By Stewart Bint
In many ways, being sectioned was a bittersweet experience.
On the one hand frightening and overwhelming, but on the other, warm and comforting – forming protection against the outside world.
My counsellor had originally admitted me as a voluntary patient to a private psychiatric clinic – the Woodbourne Priory in Birmingham – for stress and depression brought on by the deaths of two people who were extremely close to me, and an intolerable workload as I climbed the corporate ladder.
One of those people was my mother-in-law, who suffered a lingering, painful death from cancer. Almost immediately, my father-in-law was also diagnosed with terminal cancer. I was constantly hoping – and telling people of my wishes – that he could die swiftly and painlessly to avoid the horrific ending his wife had suffered.
Completely unexpectedly, he did, about three weeks into my time in the Priory. Instantly the voices in my head told me I was to blame for his death.
The voices were explicit as to how I must “atone for my sin.” I had to slash my right cheek from the side of my eye to my chin, and then slash both my wrists. But I also had to take someone with me, and I must start selecting a fellow patient.
My last memory for about a fortnight, was running from the Priory and finding a hairdressing salon on the road into Birmingham, where I demanded a pair of scissors to fulfil what the voices were instructing me.
Apparently – although I have no recollection of this; it’s all what I was told afterwards – the police had already been alerted to the fact that I’d been seen running down the drive, and when the hairdresser called them they were on the scene in minutes, taking me back to the clinic.
I was duly sectioned for 28 days. But because of the severity of my condition and my increasingly bizarre behaviour I was also “specialed,” meaning that a nurse was assigned to never be more than a few feet from me, round the clock.
It was two weeks before the fog started to lift. To this day I have no memory of those first 14 days or so. I demanded to be taken home immediately, and the doctors had to explain again about me being sectioned and what it meant, as I could not remember having been told.
The fact that I was a prisoner sank in quickly. Actually, worse than a prisoner. Prisoners have rights. My rights had apparently been stripped from me. I was detained against my will, and forcibly drugged with lithium – so powerful that blood tests were taken every couple of days to ensure it wasn’t harming me physically. Going to the toilet and taking a bath had to be done in full view of my “special” nurse, sometimes male, sometimes female.
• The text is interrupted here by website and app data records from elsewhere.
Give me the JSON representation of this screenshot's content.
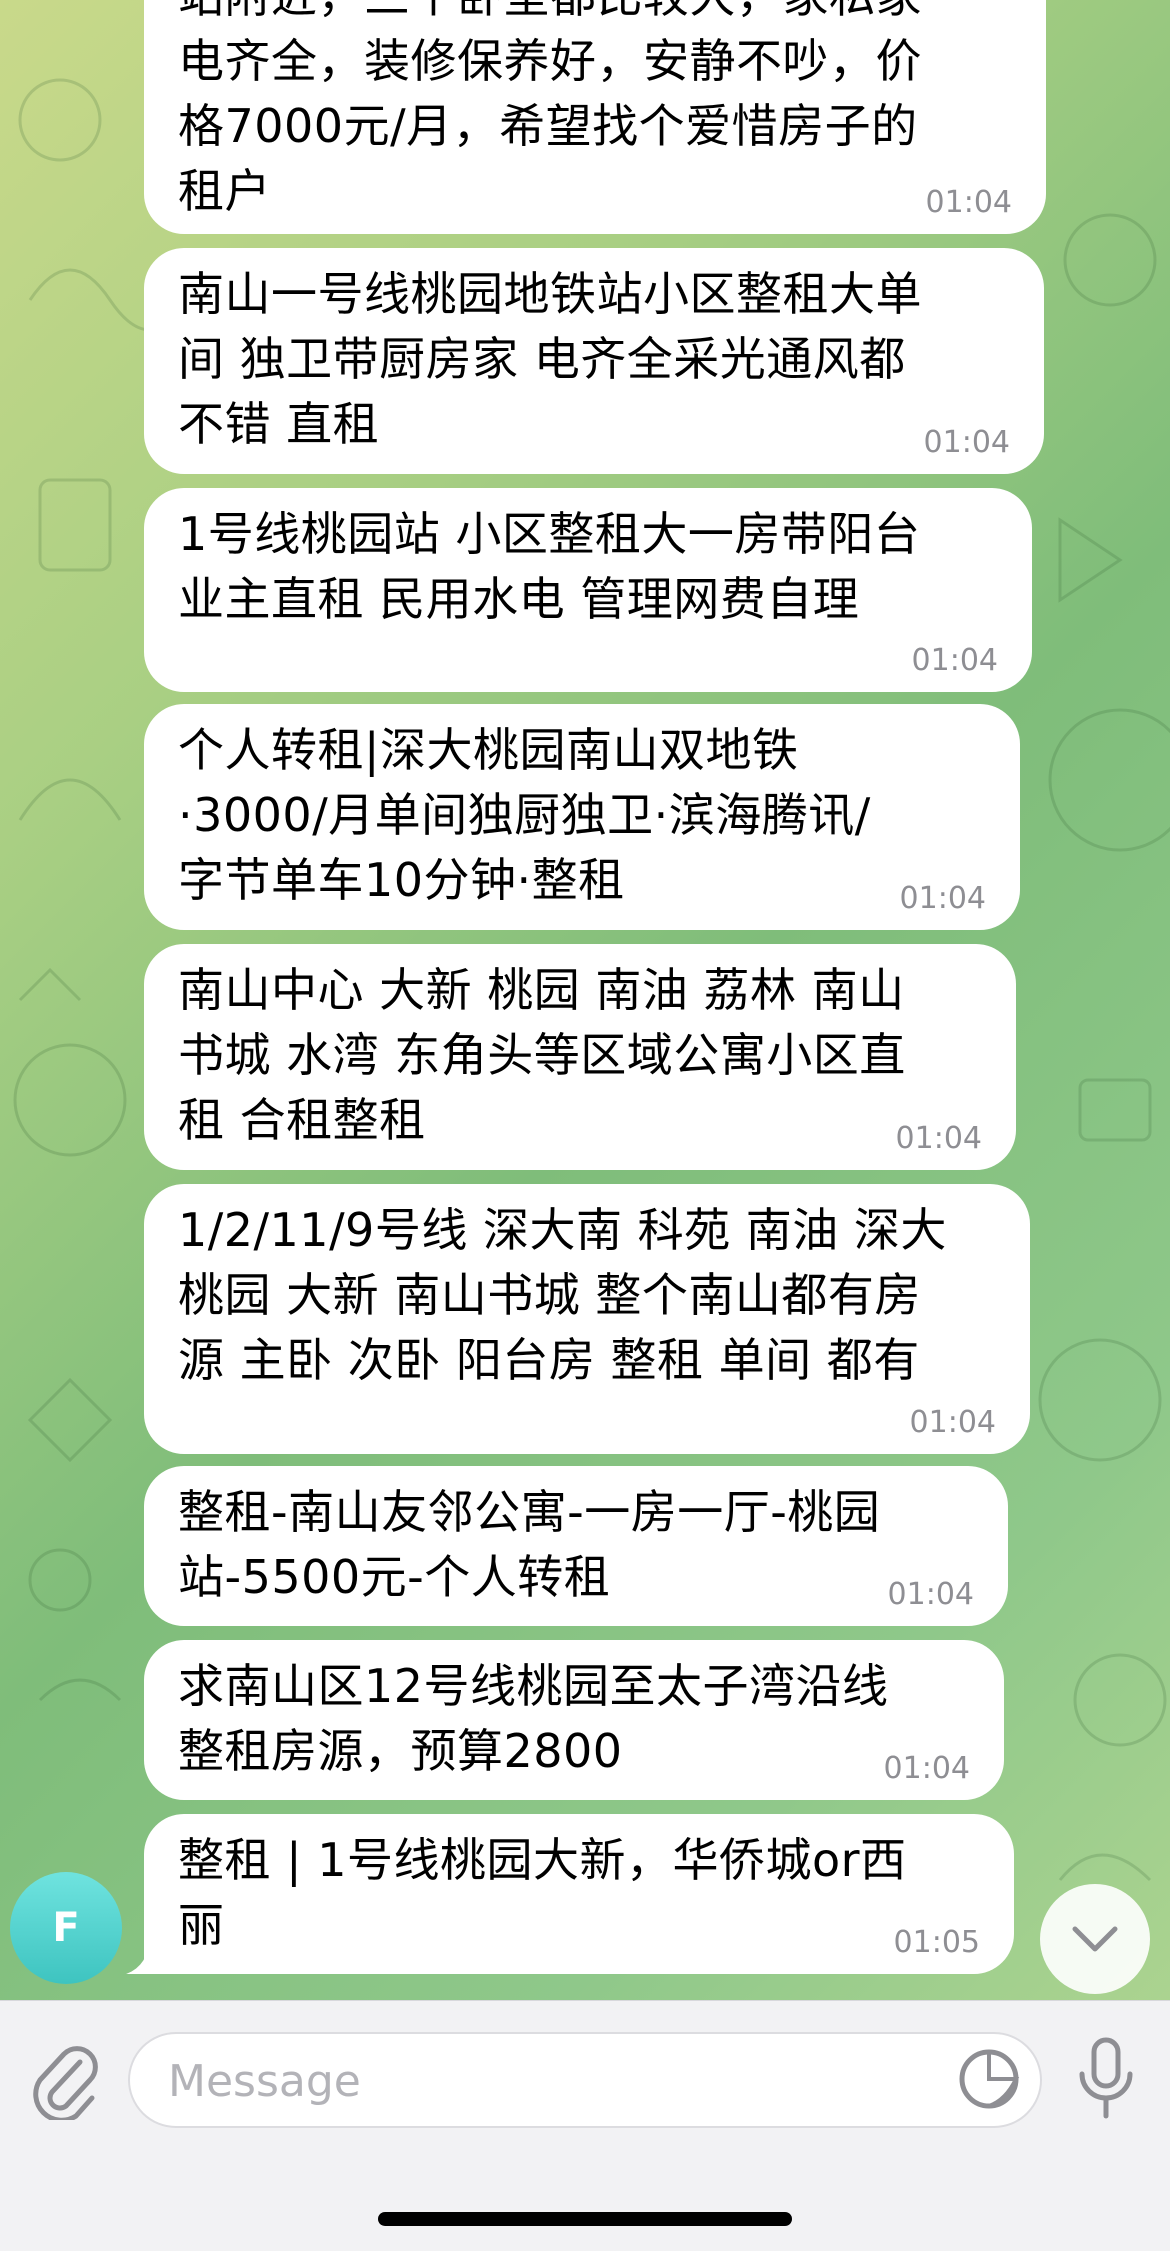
{
  "messages": [
    {
      "text": "站附近，三个卧室都比较大，家私家\n电齐全，装修保养好，安静不吵，价\n格7000元/月，希望找个爱惜房子的\n租户",
      "time": "01:04"
    },
    {
      "text": "南山一号线桃园地铁站小区整租大单\n间 独卫带厨房家 电齐全采光通风都\n不错 直租",
      "time": "01:04"
    },
    {
      "text": "1号线桃园站 小区整租大一房带阳台\n业主直租 民用水电 管理网费自理",
      "time": "01:04"
    },
    {
      "text": "个人转租|深大桃园南山双地铁\n·3000/月单间独厨独卫·滨海腾讯/\n字节单车10分钟·整租",
      "time": "01:04"
    },
    {
      "text": "南山中心 大新 桃园 南油 荔林 南山\n书城 水湾 东角头等区域公寓小区直\n租 合租整租",
      "time": "01:04"
    },
    {
      "text": "1/2/11/9号线 深大南 科苑 南油 深大\n桃园 大新 南山书城 整个南山都有房\n源 主卧 次卧 阳台房 整租 单间 都有",
      "time": "01:04"
    },
    {
      "text": "整租-南山友邻公寓-一房一厅-桃园\n站-5500元-个人转租",
      "time": "01:04"
    },
    {
      "text": "求南山区12号线桃园至太子湾沿线\n整租房源，预算2800",
      "time": "01:04"
    },
    {
      "text": "整租 | 1号线桃园大新，华侨城or西\n丽",
      "time": "01:05"
    }
  ],
  "sender": {
    "initial": "F"
  },
  "composer": {
    "placeholder": "Message"
  },
  "icons": {
    "attach": "paperclip-icon",
    "sticker": "sticker-icon",
    "mic": "microphone-icon",
    "scroll": "chevron-down-icon"
  },
  "colors": {
    "bubble": "#ffffff",
    "avatar": "#4fd1cc",
    "time": "#8e8e93"
  }
}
The voices were still there, but the lithium was dulling them. However, I was constantly asking the nurse to get me a pair of scissors, explaining that the only way I could be redeemed was to obey them.
I attempted to escape several times, the most successful being when I persuaded a hapless bank nurse to accompany into the grounds. Even though I was in my pyjamas and barefoot, I was able to outrun her. But it wasn’t long before the police returned me to the Priory, this time in handcuffs, as if I were a criminal.
Daily sessions were held with a senior psychiatrist, and gradually the voices were held in check. I will always remember another patient saying I was returning to the real world. During this second half of my enforced incarceration I began to accept what was happening to me, and indeed, to welcome it.
No longer was I rebelling against my jailors (and, make no mistake, that is how I had viewed them), instead, I metaphorically embraced them with open arms. Locked away inside the Priory I was warm, snug and safe from the outside world. They were giving me weapons to fight the voices, the armoury to overthrow the waves of bad, negative thoughts that had been invading my mind for so long.
No longer did I wake up every morning and immediately curl up in a ball, cursing the fact that I was alive. I woke up looking forward to what the day would bring and taking another small, tottering step towards getting my life back.
And all this was due to the fact that I had been sectioned. The section ended after 28 days, but I remained specialed for a further fortnight.
In total, I was in the clinic for around ten weeks. Apart from one minor relapse, the coping strategies I learned during that time have been successful, and I am grateful to have been able to rebuild my life with new, stronger, firmer foundations.
I can still hear the gentle, soothing music played during the relaxation sessions, still hear the clink of the croquet balls as we played on the front lawn, still relish the comradery of my fellow patients as we struggled together against the same foe.
It was a time of my life I will actually cherish forever, as it marked the beginning of the spiritual, caring person I am today.
Being ‘sectioned‘ in England and Wales, is the term that is often used when someone is detained under the Mental Health Act. The Mental Health Act is the law which can allow someone to be admitted, detained (or kept) and treated in hospital against their wishes. (Rethink Mental Illness).